Published

Journal Article (Review)

Oxidative stress has become widely viewed as an underlying condition in a number of diseases, such as ischemia-reperfusion disorders, central nervous system disorders, cardiovascular conditions, cancer, and diabetes. Thus, natural and synthetic antioxidants have been actively sought. Superoxide dismutase is a first line of defense against oxidative stress under physiological and pathological conditions. Therefore, the development of therapeutics aimed at mimicking superoxide dismutase was a natural maneuver. Metalloporphyrins, as well as Mn cyclic polyamines, Mn salen derivatives and nitroxides were all originally developed as SOD mimics. The same thermodynamic and electrostatic properties that make them potent SOD mimics may allow them to reduce other reactive species such as peroxynitrite, peroxynitrite-derived CO(3)(*-), peroxyl radical, and less efficiently H(2)O(2). By doing so SOD mimics can decrease both primary and secondary oxidative events, the latter arising from the inhibition of cellular transcriptional activity. To better judge the therapeutic potential and the advantage of one over the other type of compound, comparative studies of different classes of drugs in the same cellular and/or animal models are needed. We here provide a comprehensive overview of the chemical properties and some in vivo effects observed with various classes of compounds with a special emphasis on porphyrin-based compounds.

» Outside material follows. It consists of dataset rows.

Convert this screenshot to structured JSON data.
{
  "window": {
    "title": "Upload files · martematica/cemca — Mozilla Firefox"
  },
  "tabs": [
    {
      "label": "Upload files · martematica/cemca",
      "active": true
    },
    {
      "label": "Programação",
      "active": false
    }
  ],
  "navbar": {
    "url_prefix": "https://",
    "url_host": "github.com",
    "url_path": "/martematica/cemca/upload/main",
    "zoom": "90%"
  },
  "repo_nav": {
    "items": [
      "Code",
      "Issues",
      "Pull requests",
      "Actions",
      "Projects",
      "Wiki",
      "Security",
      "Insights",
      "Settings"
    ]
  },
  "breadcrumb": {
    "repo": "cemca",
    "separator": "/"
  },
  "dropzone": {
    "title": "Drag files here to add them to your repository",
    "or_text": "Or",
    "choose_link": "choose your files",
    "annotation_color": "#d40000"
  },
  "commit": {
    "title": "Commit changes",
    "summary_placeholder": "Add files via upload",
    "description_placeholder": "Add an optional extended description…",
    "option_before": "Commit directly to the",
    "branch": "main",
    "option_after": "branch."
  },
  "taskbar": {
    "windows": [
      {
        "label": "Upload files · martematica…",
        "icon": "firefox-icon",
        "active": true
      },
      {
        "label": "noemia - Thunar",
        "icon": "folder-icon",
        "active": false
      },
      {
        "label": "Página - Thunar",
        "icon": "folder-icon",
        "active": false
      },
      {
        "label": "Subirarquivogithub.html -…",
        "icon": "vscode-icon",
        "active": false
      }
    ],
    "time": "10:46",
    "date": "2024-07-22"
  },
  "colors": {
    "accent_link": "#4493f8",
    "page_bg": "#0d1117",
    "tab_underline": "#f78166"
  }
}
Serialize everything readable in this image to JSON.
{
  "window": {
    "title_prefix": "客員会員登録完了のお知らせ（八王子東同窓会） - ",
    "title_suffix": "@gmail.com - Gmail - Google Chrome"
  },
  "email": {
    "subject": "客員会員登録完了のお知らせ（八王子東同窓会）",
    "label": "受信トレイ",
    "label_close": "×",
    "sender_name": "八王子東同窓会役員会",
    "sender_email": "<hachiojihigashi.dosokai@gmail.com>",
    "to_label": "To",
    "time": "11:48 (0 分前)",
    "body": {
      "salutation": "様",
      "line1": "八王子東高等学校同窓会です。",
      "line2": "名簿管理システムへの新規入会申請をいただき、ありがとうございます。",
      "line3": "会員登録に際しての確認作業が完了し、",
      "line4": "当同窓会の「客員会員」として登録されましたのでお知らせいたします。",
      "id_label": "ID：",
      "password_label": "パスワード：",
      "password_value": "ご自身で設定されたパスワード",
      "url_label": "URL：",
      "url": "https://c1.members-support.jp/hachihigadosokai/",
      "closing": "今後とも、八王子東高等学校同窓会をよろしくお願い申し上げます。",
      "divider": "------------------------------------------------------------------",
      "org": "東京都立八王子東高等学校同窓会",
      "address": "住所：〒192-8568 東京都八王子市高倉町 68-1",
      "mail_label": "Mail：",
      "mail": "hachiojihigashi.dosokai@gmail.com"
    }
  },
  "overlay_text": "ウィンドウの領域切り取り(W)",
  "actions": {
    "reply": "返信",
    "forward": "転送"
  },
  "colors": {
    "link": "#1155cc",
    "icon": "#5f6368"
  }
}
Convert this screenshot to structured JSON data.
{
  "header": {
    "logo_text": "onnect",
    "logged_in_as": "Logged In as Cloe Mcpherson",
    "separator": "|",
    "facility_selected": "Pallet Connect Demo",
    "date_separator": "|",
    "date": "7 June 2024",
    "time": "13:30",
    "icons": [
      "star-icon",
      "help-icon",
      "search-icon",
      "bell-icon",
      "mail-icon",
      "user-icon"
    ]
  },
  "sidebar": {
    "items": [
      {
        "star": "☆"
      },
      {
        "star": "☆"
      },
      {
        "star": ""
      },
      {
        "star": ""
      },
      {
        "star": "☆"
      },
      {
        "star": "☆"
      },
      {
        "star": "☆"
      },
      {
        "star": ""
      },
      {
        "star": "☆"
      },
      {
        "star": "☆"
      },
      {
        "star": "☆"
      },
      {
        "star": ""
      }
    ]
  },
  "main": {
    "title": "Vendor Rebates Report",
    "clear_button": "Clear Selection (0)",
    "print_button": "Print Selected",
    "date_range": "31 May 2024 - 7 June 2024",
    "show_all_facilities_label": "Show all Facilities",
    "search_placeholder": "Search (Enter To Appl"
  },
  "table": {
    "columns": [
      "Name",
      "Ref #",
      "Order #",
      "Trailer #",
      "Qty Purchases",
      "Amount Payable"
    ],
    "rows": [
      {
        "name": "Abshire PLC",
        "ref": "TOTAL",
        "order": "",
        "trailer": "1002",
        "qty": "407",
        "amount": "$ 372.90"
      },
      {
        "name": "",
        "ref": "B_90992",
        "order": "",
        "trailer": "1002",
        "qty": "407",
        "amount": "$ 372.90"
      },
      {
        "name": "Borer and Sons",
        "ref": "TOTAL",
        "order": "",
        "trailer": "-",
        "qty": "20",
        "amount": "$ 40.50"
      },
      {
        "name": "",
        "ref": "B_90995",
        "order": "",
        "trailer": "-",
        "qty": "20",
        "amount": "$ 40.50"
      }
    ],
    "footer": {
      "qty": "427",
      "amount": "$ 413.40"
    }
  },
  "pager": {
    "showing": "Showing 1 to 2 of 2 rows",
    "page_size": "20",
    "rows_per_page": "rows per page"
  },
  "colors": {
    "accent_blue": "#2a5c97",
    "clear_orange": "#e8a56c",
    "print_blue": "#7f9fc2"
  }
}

Full Text

Duke Authors

Cited Authors

  • Batinić-Haberle, I; Rebouças, JS; Spasojević, I

Published Date

  • September 15, 2010

Published In

Volume / Issue

  • 13 / 6

Start / End Page

  • 877 - 918

PubMed ID

  • 20095865

Pubmed Central ID

  • 20095865

Electronic International Standard Serial Number (EISSN)

  • 1557-7716

Digital Object Identifier (DOI)

  • 10.1089/ars.2009.2876

Language

  • eng

Conference Location

  • United States